**Directions:** Return all the lines below in which the string "time" appears.

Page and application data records
<<<<
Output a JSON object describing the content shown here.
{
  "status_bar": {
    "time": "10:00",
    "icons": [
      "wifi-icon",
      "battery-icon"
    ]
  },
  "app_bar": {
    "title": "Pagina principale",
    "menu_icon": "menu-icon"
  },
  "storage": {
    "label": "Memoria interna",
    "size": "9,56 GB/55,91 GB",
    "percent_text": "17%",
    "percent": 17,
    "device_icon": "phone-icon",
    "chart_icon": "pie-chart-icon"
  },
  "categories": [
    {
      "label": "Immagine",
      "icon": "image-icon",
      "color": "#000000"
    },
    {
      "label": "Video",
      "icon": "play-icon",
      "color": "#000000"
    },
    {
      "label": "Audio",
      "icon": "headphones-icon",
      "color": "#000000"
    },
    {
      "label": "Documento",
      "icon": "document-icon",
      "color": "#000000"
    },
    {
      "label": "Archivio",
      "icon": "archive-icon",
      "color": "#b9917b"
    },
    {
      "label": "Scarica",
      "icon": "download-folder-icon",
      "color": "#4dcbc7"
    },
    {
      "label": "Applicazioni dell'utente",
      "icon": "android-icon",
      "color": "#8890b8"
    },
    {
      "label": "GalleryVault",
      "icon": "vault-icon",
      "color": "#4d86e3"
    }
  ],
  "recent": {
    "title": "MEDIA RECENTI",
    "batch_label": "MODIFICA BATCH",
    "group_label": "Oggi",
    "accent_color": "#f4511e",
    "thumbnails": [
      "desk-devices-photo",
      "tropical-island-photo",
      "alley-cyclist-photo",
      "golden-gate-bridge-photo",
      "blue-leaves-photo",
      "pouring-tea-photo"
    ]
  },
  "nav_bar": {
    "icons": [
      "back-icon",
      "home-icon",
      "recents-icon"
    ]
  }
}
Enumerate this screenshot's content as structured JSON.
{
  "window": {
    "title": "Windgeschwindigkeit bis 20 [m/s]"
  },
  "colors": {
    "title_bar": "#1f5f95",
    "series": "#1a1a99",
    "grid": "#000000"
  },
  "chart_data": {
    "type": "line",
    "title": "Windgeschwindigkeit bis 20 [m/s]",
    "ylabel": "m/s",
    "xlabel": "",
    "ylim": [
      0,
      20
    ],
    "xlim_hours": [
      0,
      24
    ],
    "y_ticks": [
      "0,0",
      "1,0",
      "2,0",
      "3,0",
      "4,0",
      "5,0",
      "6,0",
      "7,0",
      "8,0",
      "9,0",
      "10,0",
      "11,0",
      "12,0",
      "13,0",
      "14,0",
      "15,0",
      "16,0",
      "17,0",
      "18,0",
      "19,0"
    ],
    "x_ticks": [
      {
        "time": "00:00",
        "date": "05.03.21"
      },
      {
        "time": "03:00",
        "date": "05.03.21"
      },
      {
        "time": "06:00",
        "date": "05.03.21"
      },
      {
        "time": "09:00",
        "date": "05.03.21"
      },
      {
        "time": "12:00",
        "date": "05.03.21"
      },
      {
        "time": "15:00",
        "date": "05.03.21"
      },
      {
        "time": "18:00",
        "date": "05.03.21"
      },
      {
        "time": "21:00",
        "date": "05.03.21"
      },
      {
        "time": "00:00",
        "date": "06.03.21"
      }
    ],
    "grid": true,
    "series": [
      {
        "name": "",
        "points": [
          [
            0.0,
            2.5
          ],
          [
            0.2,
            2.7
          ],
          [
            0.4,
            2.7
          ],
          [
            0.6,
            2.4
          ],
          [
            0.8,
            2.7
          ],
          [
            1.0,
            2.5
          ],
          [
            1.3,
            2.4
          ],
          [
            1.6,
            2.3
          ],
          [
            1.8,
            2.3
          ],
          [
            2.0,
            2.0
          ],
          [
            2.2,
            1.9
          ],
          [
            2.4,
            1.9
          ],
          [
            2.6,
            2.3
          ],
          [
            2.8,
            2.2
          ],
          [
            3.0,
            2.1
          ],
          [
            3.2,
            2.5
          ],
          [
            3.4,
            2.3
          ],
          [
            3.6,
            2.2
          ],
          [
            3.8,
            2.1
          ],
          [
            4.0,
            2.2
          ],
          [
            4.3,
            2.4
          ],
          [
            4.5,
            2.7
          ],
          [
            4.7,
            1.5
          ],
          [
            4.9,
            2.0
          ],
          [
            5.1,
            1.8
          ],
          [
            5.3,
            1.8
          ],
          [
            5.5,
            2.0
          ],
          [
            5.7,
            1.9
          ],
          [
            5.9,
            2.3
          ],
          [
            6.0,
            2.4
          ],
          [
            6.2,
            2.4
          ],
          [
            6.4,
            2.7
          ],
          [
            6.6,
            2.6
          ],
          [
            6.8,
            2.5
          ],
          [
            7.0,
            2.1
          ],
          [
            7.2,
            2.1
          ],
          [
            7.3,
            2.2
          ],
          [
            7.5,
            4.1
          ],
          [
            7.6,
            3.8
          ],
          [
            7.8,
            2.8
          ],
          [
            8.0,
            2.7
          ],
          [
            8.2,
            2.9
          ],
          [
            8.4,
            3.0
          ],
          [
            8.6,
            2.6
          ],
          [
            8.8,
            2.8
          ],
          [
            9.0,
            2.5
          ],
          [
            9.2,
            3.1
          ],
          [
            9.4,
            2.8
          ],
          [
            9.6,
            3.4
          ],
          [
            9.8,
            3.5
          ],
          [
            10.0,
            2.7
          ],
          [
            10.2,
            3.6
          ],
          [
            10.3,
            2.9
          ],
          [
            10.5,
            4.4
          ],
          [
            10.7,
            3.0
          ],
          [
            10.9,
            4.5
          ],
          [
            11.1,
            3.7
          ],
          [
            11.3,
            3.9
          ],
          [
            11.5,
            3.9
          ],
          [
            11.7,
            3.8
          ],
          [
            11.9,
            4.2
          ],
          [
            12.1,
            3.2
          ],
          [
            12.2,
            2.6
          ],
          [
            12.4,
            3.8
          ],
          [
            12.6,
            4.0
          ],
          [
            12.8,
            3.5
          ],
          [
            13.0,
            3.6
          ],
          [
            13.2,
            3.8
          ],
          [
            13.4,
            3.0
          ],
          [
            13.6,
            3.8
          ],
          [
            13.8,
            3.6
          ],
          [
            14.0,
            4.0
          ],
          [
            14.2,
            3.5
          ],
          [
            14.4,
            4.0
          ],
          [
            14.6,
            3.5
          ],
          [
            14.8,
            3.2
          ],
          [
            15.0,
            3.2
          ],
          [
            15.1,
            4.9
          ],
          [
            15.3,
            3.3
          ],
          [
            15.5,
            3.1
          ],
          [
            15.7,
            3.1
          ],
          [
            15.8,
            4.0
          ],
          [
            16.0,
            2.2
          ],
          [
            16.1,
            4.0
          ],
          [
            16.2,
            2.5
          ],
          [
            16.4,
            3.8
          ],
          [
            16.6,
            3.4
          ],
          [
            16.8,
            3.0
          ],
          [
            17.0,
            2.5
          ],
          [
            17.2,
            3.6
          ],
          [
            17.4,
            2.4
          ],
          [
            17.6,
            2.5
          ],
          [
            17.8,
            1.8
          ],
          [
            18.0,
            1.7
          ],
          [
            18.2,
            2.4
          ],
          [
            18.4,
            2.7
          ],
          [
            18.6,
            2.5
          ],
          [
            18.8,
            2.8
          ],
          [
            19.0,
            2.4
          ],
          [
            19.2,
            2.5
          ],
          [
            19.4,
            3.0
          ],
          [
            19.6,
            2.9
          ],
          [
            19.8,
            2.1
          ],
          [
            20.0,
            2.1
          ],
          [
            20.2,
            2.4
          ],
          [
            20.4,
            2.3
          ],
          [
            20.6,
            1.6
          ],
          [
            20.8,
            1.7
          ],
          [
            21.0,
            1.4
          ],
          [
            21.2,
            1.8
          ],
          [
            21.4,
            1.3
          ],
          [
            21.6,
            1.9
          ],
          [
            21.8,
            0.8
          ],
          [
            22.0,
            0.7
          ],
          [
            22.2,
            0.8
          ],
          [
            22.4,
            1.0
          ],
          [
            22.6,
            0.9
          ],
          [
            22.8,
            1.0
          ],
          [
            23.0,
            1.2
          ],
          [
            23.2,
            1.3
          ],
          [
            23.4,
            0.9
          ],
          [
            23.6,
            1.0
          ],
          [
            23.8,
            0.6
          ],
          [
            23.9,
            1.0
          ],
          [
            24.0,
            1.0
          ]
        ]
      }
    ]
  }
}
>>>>
**Exercise response:**
    "time": "10:00",
        "time": "00:00",
        "time": "03:00",
        "time": "06:00",
        "time": "09:00",
        "time": "12:00",
        "time": "15:00",
        "time": "18:00",
        "time": "21:00",
        "time": "00:00",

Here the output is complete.